“Dogs are protective in nature and may view our letter carriers handing mail to their owner as a threat,” said USPS Safety Director Linda DeCarlo at a news conference in Houston, where postal employees suffered 77 attacks, more than any other city.
DeCarlo also announced two new safety measures to alert USPS Carriers of dogs on their delivery routes. The first goes into effect May 13 on usps.com’s Package Pickup application. Customers will be asked to indicate if there is a dog at their address when they schedule a package pickup. The second goes into effect later this spring.
“The Mobile Delivery Devices that letter carriers use to scan packages to confirm delivery will include a feature that allows carriers to indicate the presence of a dog at an individual address. This is especially helpful to substitutes who fill-in for letter carriers on their days off.”

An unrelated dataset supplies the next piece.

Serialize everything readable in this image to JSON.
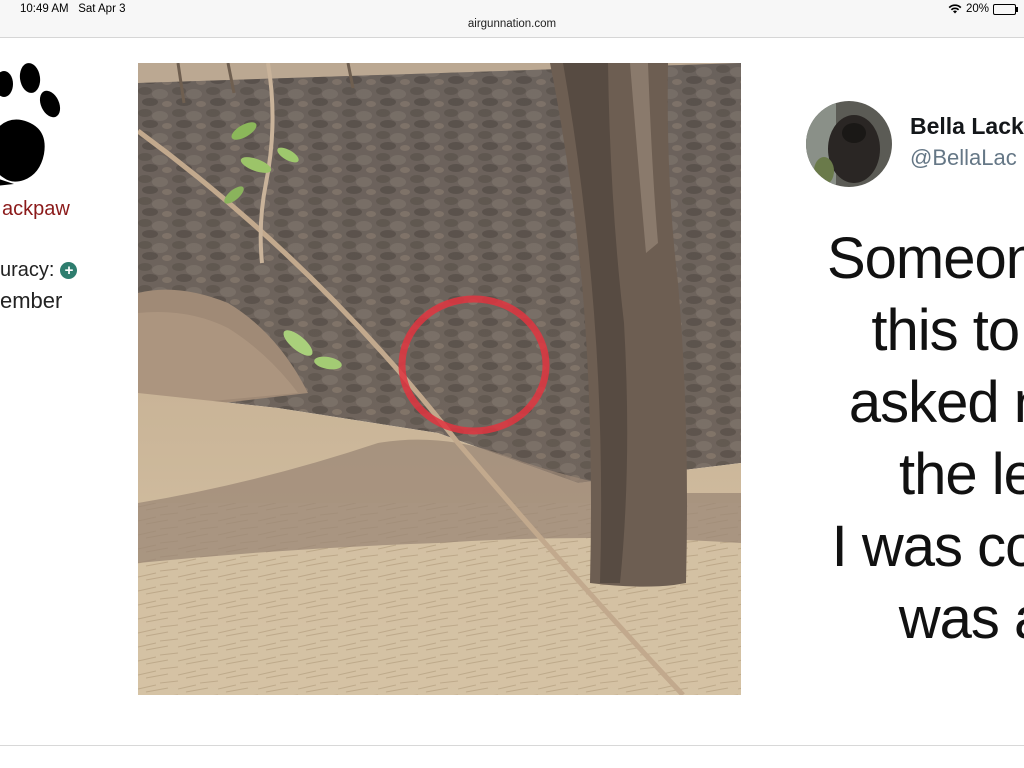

DeCarlo was in Houston to kick-off National Dog Bite Prevention Week: Sun., May 15 - Sat., May 21.
Here are some safety tips for homeowners:
--If a letter carrier delivers mail or packages to your front door, place your dog in a separate room and close that door before opening the front door. Dogs have been known to burst through screen doors or plate-glass windows to get at strangers.

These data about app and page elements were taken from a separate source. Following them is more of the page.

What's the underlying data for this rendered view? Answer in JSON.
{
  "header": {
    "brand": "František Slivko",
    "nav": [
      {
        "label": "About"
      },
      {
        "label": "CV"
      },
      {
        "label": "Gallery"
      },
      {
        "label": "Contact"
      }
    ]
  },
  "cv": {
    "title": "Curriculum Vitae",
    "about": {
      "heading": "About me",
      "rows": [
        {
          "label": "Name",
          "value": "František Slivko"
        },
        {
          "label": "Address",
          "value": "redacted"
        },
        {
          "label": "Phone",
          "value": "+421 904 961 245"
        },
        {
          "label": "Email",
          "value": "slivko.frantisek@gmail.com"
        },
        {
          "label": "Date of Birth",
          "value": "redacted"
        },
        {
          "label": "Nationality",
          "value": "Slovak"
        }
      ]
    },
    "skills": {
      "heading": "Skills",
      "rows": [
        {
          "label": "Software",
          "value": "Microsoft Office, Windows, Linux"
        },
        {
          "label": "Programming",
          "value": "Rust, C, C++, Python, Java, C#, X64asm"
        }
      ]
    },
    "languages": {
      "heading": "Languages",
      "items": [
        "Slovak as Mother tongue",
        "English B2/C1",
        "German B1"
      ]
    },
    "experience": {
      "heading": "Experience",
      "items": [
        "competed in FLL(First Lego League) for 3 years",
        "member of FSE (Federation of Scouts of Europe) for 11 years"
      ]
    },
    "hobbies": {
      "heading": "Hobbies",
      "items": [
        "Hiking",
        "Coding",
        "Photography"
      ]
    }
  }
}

--Dog owners should keep the family dog secured. Parents should remind their children not to take mail directly from letter carriers in the presence of the family pet as the dog may view the letter carrier handing mail to a child as a threatening gesture.
--The Postal Service places the safety of its employees as a top priority. If a letter carrier feels threatened by a vicious dog or if a dog is running loose, the owner may be asked to pick up the mail at the Post Office until the carrier is assured the pet has been restrained. If the dog is roaming the neighborhood, the pet owner’s neighbors may be asked to pick up their mail at the Post Office as well.